Assess the influence of dynamic environmental variables on the searching behaviour of a central place foragers.

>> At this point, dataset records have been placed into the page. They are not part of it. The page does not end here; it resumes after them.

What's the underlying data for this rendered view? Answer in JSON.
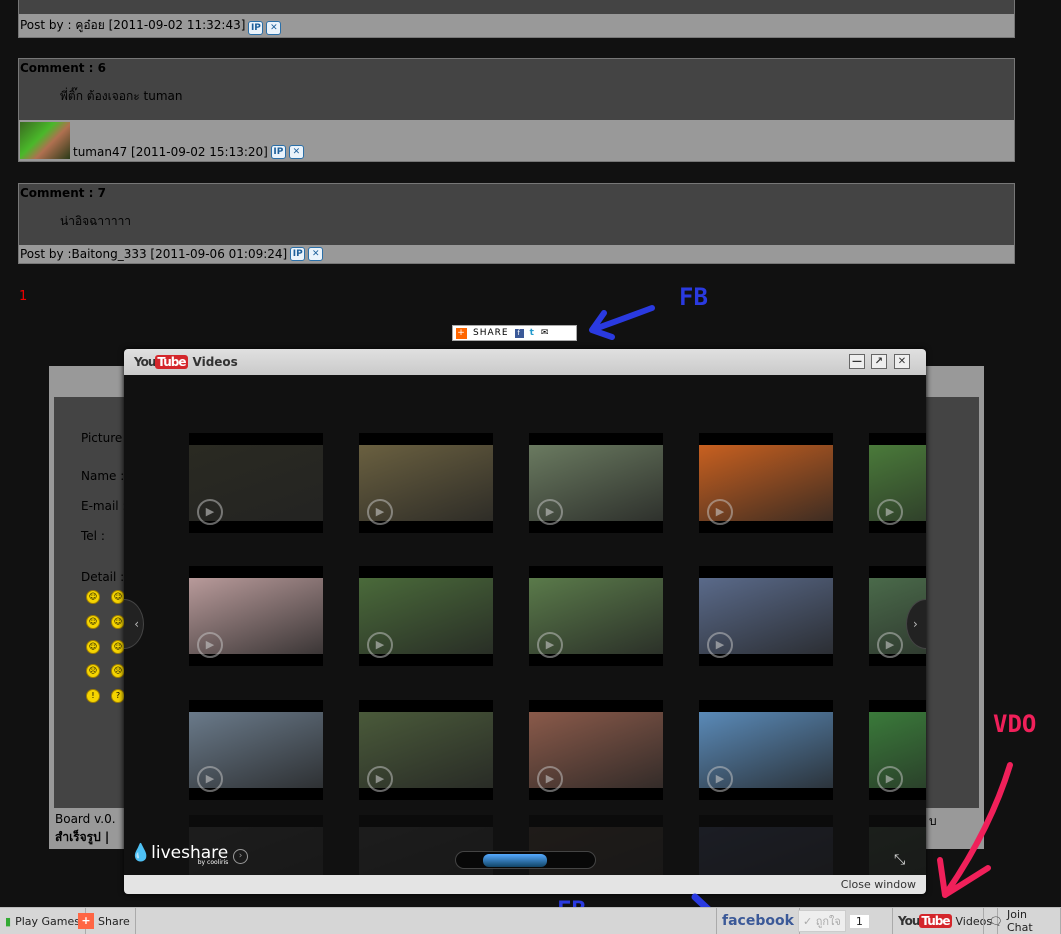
{
  "posts": [
    {
      "footer": "Post by : คูอ๋อย [2011-09-02 11:32:43]"
    },
    {
      "header": "Comment : 6",
      "text": "พี่ติ๊ก ต้องเจอกะ tuman",
      "footer": "tuman47 [2011-09-02 15:13:20]"
    },
    {
      "header": "Comment : 7",
      "text": "น่าอิจฉาาาาา",
      "footer": "Post by :Baitong_333 [2011-09-06 01:09:24]"
    }
  ],
  "icons": {
    "ip": "IP",
    "delete": "✕"
  },
  "pagination": "1",
  "share_button": {
    "label": "SHARE"
  },
  "form": {
    "labels": [
      "Picture :",
      "Name :",
      "E-mail :",
      "Tel :",
      "Detail :"
    ],
    "footer1": "Board v.0.",
    "footer2": "สำเร็จรูป |",
    "footer_right": "บ"
  },
  "modal": {
    "logo_you": "You",
    "logo_tube": "Tube",
    "title": "Videos",
    "close_window": "Close window",
    "brand": "liveshare",
    "brand_sub": "by cooliris"
  },
  "thumb_colors": [
    [
      "#2a2a22",
      "#6a6040",
      "#6a7a60",
      "#c86020",
      "#4a7a3a"
    ],
    [
      "#b89a9a",
      "#4a6a3a",
      "#5a7a4a",
      "#5a6a8a",
      "#4a6a4a"
    ],
    [
      "#6a7a8a",
      "#4a5a3a",
      "#8a5a4a",
      "#5a8ab8",
      "#3a7a3a"
    ],
    [
      "#333",
      "#333",
      "#3a3028",
      "#30354a",
      "#303a30"
    ]
  ],
  "annotations": {
    "fb_top": "FB",
    "fb_bottom": "FB",
    "vdo": "VDO"
  },
  "taskbar": {
    "play_games": "Play Games",
    "share": "Share",
    "facebook": "facebook",
    "like": "✓ ถูกใจ",
    "like_count": "1",
    "videos": "Videos",
    "join_chat": "Join Chat"
  }
}
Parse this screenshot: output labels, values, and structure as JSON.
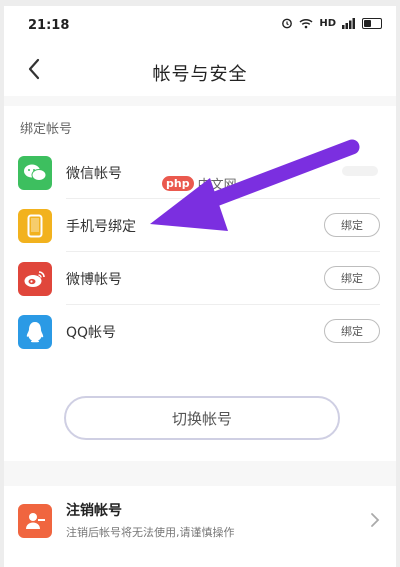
{
  "status_bar": {
    "time": "21:18",
    "network": "HD"
  },
  "header": {
    "title": "帐号与安全"
  },
  "bound_accounts": {
    "section_title": "绑定帐号",
    "items": [
      {
        "label": "微信帐号",
        "icon": "wechat-icon",
        "color": "#3dbf5f",
        "button": ""
      },
      {
        "label": "手机号绑定",
        "icon": "phone-icon",
        "color": "#f2b21e",
        "button": "绑定"
      },
      {
        "label": "微博帐号",
        "icon": "weibo-icon",
        "color": "#e0463b",
        "button": "绑定"
      },
      {
        "label": "QQ帐号",
        "icon": "qq-icon",
        "color": "#2b9ae5",
        "button": "绑定"
      }
    ],
    "switch_button": "切换帐号"
  },
  "watermark": {
    "badge": "php",
    "text": "中文网"
  },
  "cancel_account": {
    "title": "注销帐号",
    "subtitle": "注销后帐号将无法使用,请谨慎操作"
  },
  "colors": {
    "annotation_arrow": "#7b2fe0",
    "accent_orange": "#f0653f"
  }
}
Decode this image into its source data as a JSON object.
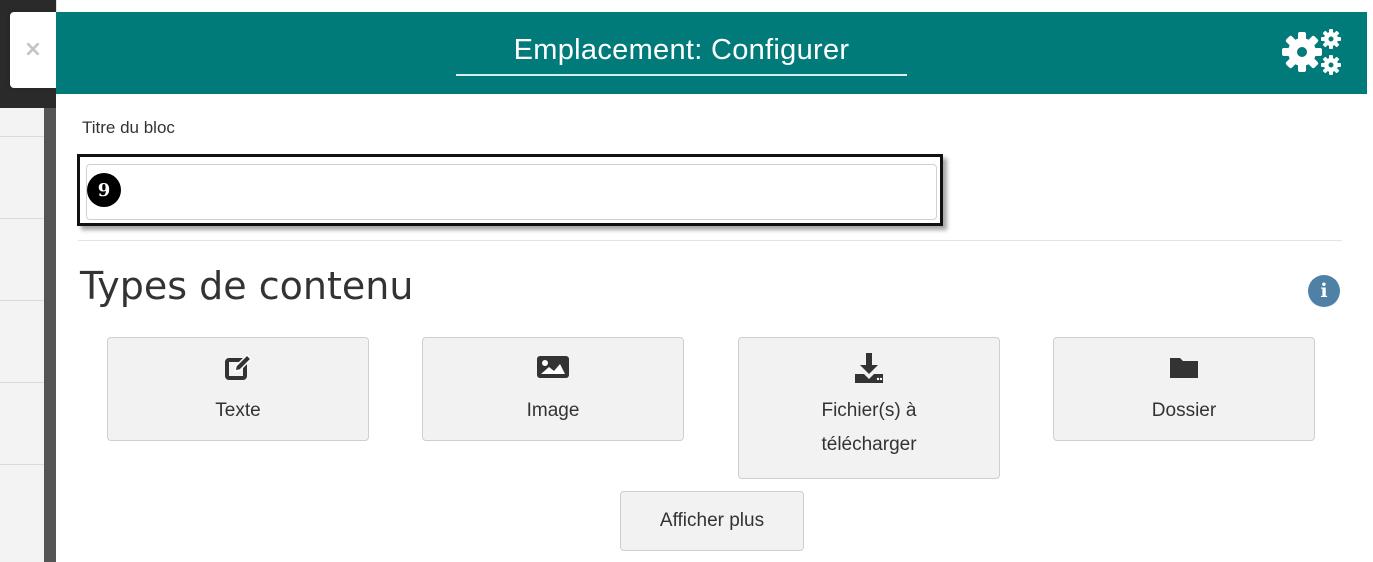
{
  "close_tab": {
    "label": "×"
  },
  "header": {
    "title": "Emplacement: Configurer",
    "icon": "gears-icon",
    "bg_color": "#017a7a"
  },
  "form": {
    "label": "Titre du bloc",
    "value": "",
    "placeholder": "",
    "step_badge": "9"
  },
  "content_types": {
    "title": "Types de contenu",
    "info_icon": "i",
    "items": [
      {
        "label": "Texte",
        "icon": "edit-icon"
      },
      {
        "label": "Image",
        "icon": "image-icon"
      },
      {
        "label": "Fichier(s) à télécharger",
        "icon": "download-icon"
      },
      {
        "label": "Dossier",
        "icon": "folder-icon"
      }
    ],
    "show_more": "Afficher plus"
  }
}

Analysis of tracking and biologging environmental data.
- Analysis of free-ranging predator movement and foraging behaviour within and between well-known foraging hotspots.

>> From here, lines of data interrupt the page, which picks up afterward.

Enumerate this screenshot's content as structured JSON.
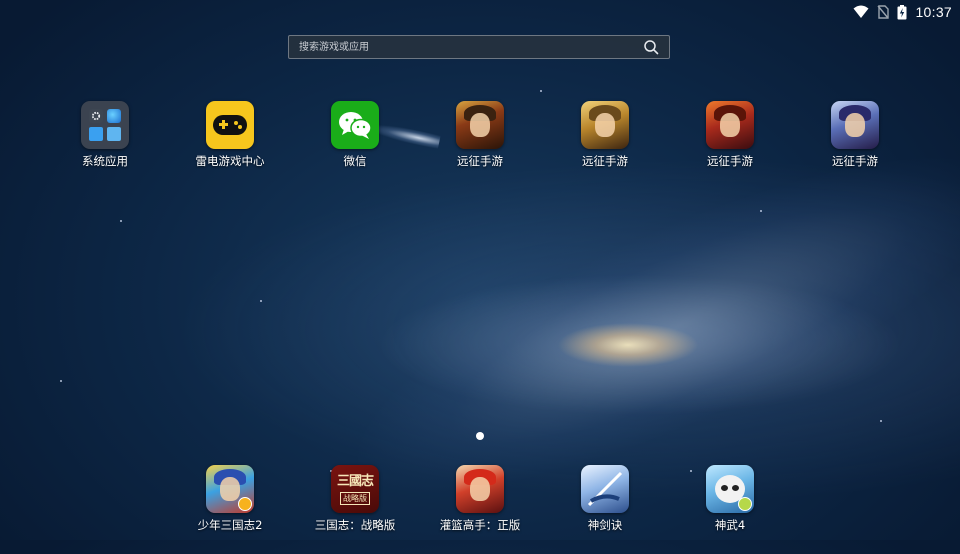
{
  "status_bar": {
    "time": "10:37",
    "icons": [
      "wifi-icon",
      "no-sim-icon",
      "battery-charging-icon"
    ]
  },
  "search": {
    "placeholder": "搜索游戏或应用",
    "icon": "search-icon"
  },
  "apps_top": [
    {
      "label": "系统应用",
      "icon": "folder-icon"
    },
    {
      "label": "雷电游戏中心",
      "icon": "gamepad-icon"
    },
    {
      "label": "微信",
      "icon": "wechat-icon"
    },
    {
      "label": "远征手游",
      "icon": "game-art-icon"
    },
    {
      "label": "远征手游",
      "icon": "game-art-icon"
    },
    {
      "label": "远征手游",
      "icon": "game-art-icon"
    },
    {
      "label": "远征手游",
      "icon": "game-art-icon"
    }
  ],
  "dock": [
    {
      "label": "少年三国志2",
      "icon": "game-art-icon"
    },
    {
      "label": "三国志：战略版",
      "icon": "game-art-icon",
      "art_title": "三國志",
      "art_sub": "战略版"
    },
    {
      "label": "灌篮高手：正版",
      "icon": "game-art-icon"
    },
    {
      "label": "神剑诀",
      "icon": "game-art-icon"
    },
    {
      "label": "神武4",
      "icon": "game-art-icon"
    }
  ],
  "pager": {
    "pages": 1,
    "current": 1
  },
  "colors": {
    "wallpaper": "#0d2746",
    "game_center_yellow": "#f6c61d",
    "wechat_green": "#1aad19"
  }
}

I am using both telemetry and acoustic to gain new insights into why predators decide to visit specific areas and how prey distributions (inferred from other proxies) is influecing their decisions.
Conference and meetings attendend:
- Integrating accelerometer data into state-space models to investigate harbour seal foraging behaviour
World Marine Mammal Conference (WMMC)
December 2019 - Barcelona, Spain
Integrating accelerometer and environmental data into state-space models to investigate harbour seal foraging
Special Commitee on Seals (SCOS) Science Day
September 2019 - St. Andrews Universtity, Scotland
Marine top predator inter-specific interactions in a dynamic environment
13th Meeting of Society for Marine Mammalogy Uk & Ireland Regional Student Chapter
January 2019 - Swanse University, Wales
Honours project: “Using a Porpoise click synthesiser to field-assess CPODs detection performance”
In my dissertation I used a play-back experience of harbour porpoises clicks to test the detection performance of a wide-used click detectot (C-POD).
Supported the organisation of the Women and Science and Engineering night for University of Aberdeen School of Biological Sciences, March 2018
As President of the AUMS I launched the University of Aberdeen Marine Society school outreach program, 2017/2018
People engagement volunteer for RSPB, April – June 2016
Volunteer at “Run for the whales”, 2016
Talk “Whales and Dolphins of the Ligurian Sea”, 2015
Project: State-space model of harbour seal incorporating movement and accelerometer data
Enrico Pirotta (University of Washington and University of Cork), Gordon Hastie (University of St. Andrews, Sea Mammal Research Unit), Geert Aarts (Wageningen University), Paul Thompson and Isla Graham (University of Aberdeen).
Project: Using Artificial Intelligence to automatically detect bottlenose dolphin vocalisations
Rachael Xi Cheng (Leibniz Institute for Zoo and Wildlife Research and Osnabrück University), Simone Prentice (JNCC), Oihane Fernandez, Barbara Cheney, and Paul Thompson (University of Aberdeen)
Project: Comparison of bottlenose dolphin acoustic behaviour between the Moray Firth (Scotland) and Cardigan Bay (Wales)
Stephanie King and Laura Palmer (University of Bristol), Barbara Cheney and Paul Thompson (University of Aberdeen)